**What you should do**
Exact repetition of the data is the whole task.

**Given data**
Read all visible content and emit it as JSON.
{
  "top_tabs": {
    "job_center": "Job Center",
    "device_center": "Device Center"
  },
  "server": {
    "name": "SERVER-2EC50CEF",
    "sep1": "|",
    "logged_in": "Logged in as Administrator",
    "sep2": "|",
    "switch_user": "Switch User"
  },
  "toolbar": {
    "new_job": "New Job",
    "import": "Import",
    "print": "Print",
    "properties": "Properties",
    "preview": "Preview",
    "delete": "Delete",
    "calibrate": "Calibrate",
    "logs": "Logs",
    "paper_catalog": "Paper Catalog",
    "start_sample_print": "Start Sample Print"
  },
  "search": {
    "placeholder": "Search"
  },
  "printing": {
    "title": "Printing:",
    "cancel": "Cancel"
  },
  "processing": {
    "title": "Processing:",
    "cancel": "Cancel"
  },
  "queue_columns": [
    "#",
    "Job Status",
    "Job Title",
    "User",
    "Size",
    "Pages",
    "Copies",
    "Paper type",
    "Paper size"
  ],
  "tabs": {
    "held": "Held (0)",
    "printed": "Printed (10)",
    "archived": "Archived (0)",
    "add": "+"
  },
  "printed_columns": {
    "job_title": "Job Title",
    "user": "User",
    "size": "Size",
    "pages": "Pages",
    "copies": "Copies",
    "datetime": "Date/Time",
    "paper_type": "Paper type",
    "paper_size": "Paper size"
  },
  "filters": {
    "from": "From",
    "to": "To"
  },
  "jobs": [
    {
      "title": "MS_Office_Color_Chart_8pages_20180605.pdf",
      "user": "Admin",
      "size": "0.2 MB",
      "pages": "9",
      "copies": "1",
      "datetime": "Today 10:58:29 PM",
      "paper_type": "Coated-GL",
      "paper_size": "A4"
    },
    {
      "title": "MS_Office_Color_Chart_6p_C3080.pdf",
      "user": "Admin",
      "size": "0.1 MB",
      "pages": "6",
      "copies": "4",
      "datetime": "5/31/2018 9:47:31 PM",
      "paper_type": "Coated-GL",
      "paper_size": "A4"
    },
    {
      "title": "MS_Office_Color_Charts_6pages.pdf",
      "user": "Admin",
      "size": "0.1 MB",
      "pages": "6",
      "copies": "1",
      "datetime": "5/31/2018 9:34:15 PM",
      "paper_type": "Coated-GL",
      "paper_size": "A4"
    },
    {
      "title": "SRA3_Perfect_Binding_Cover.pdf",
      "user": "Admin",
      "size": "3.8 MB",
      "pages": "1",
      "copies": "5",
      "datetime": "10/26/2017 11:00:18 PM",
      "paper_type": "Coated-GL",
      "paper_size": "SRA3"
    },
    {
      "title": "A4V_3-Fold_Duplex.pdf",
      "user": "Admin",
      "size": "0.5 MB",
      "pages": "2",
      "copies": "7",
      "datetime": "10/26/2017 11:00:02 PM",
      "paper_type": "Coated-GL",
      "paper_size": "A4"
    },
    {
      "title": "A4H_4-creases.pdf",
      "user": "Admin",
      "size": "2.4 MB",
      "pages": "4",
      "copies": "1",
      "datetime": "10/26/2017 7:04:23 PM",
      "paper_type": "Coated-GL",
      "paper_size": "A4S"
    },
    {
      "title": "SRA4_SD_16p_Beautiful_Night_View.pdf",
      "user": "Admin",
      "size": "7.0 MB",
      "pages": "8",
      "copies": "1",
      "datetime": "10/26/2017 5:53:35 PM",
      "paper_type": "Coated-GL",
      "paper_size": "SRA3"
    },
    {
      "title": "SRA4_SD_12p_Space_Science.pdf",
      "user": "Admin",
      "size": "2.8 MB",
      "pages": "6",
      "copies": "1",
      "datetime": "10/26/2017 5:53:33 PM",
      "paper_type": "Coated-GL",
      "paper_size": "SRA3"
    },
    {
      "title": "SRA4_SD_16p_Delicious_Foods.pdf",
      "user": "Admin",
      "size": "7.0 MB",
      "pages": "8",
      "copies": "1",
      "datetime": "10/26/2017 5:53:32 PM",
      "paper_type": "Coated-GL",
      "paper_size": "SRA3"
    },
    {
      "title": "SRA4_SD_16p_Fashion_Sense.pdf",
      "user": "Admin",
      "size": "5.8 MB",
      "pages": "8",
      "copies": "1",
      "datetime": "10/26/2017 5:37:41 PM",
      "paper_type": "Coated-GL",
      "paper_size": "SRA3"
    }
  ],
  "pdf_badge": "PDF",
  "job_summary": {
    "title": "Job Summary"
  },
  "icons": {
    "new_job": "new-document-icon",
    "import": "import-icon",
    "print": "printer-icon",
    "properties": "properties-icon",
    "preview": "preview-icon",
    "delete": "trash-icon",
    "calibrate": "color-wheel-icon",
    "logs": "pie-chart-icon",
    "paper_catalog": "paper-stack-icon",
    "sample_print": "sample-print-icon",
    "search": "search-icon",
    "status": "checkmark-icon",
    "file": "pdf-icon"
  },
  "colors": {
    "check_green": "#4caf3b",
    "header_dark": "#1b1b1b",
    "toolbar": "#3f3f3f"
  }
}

**Exercise solution**
Read all visible content and emit it as JSON.
{
  "top_tabs": {
    "job_center": "Job Center",
    "device_center": "Device Center"
  },
  "server": {
    "name": "SERVER-2EC50CEF",
    "sep1": "|",
    "logged_in": "Logged in as Administrator",
    "sep2": "|",
    "switch_user": "Switch User"
  },
  "toolbar": {
    "new_job": "New Job",
    "import": "Import",
    "print": "Print",
    "properties": "Properties",
    "preview": "Preview",
    "delete": "Delete",
    "calibrate": "Calibrate",
    "logs": "Logs",
    "paper_catalog": "Paper Catalog",
    "start_sample_print": "Start Sample Print"
  },
  "search": {
    "placeholder": "Search"
  },
  "printing": {
    "title": "Printing:",
    "cancel": "Cancel"
  },
  "processing": {
    "title": "Processing:",
    "cancel": "Cancel"
  },
  "queue_columns": [
    "#",
    "Job Status",
    "Job Title",
    "User",
    "Size",
    "Pages",
    "Copies",
    "Paper type",
    "Paper size"
  ],
  "tabs": {
    "held": "Held (0)",
    "printed": "Printed (10)",
    "archived": "Archived (0)",
    "add": "+"
  },
  "printed_columns": {
    "job_title": "Job Title",
    "user": "User",
    "size": "Size",
    "pages": "Pages",
    "copies": "Copies",
    "datetime": "Date/Time",
    "paper_type": "Paper type",
    "paper_size": "Paper size"
  },
  "filters": {
    "from": "From",
    "to": "To"
  },
  "jobs": [
    {
      "title": "MS_Office_Color_Chart_8pages_20180605.pdf",
      "user": "Admin",
      "size": "0.2 MB",
      "pages": "9",
      "copies": "1",
      "datetime": "Today 10:58:29 PM",
      "paper_type": "Coated-GL",
      "paper_size": "A4"
    },
    {
      "title": "MS_Office_Color_Chart_6p_C3080.pdf",
      "user": "Admin",
      "size": "0.1 MB",
      "pages": "6",
      "copies": "4",
      "datetime": "5/31/2018 9:47:31 PM",
      "paper_type": "Coated-GL",
      "paper_size": "A4"
    },
    {
      "title": "MS_Office_Color_Charts_6pages.pdf",
      "user": "Admin",
      "size": "0.1 MB",
      "pages": "6",
      "copies": "1",
      "datetime": "5/31/2018 9:34:15 PM",
      "paper_type": "Coated-GL",
      "paper_size": "A4"
    },
    {
      "title": "SRA3_Perfect_Binding_Cover.pdf",
      "user": "Admin",
      "size": "3.8 MB",
      "pages": "1",
      "copies": "5",
      "datetime": "10/26/2017 11:00:18 PM",
      "paper_type": "Coated-GL",
      "paper_size": "SRA3"
    },
    {
      "title": "A4V_3-Fold_Duplex.pdf",
      "user": "Admin",
      "size": "0.5 MB",
      "pages": "2",
      "copies": "7",
      "datetime": "10/26/2017 11:00:02 PM",
      "paper_type": "Coated-GL",
      "paper_size": "A4"
    },
    {
      "title": "A4H_4-creases.pdf",
      "user": "Admin",
      "size": "2.4 MB",
      "pages": "4",
      "copies": "1",
      "datetime": "10/26/2017 7:04:23 PM",
      "paper_type": "Coated-GL",
      "paper_size": "A4S"
    },
    {
      "title": "SRA4_SD_16p_Beautiful_Night_View.pdf",
      "user": "Admin",
      "size": "7.0 MB",
      "pages": "8",
      "copies": "1",
      "datetime": "10/26/2017 5:53:35 PM",
      "paper_type": "Coated-GL",
      "paper_size": "SRA3"
    },
    {
      "title": "SRA4_SD_12p_Space_Science.pdf",
      "user": "Admin",
      "size": "2.8 MB",
      "pages": "6",
      "copies": "1",
      "datetime": "10/26/2017 5:53:33 PM",
      "paper_type": "Coated-GL",
      "paper_size": "SRA3"
    },
    {
      "title": "SRA4_SD_16p_Delicious_Foods.pdf",
      "user": "Admin",
      "size": "7.0 MB",
      "pages": "8",
      "copies": "1",
      "datetime": "10/26/2017 5:53:32 PM",
      "paper_type": "Coated-GL",
      "paper_size": "SRA3"
    },
    {
      "title": "SRA4_SD_16p_Fashion_Sense.pdf",
      "user": "Admin",
      "size": "5.8 MB",
      "pages": "8",
      "copies": "1",
      "datetime": "10/26/2017 5:37:41 PM",
      "paper_type": "Coated-GL",
      "paper_size": "SRA3"
    }
  ],
  "pdf_badge": "PDF",
  "job_summary": {
    "title": "Job Summary"
  },
  "icons": {
    "new_job": "new-document-icon",
    "import": "import-icon",
    "print": "printer-icon",
    "properties": "properties-icon",
    "preview": "preview-icon",
    "delete": "trash-icon",
    "calibrate": "color-wheel-icon",
    "logs": "pie-chart-icon",
    "paper_catalog": "paper-stack-icon",
    "sample_print": "sample-print-icon",
    "search": "search-icon",
    "status": "checkmark-icon",
    "file": "pdf-icon"
  },
  "colors": {
    "check_green": "#4caf3b",
    "header_dark": "#1b1b1b",
    "toolbar": "#3f3f3f"
  }
}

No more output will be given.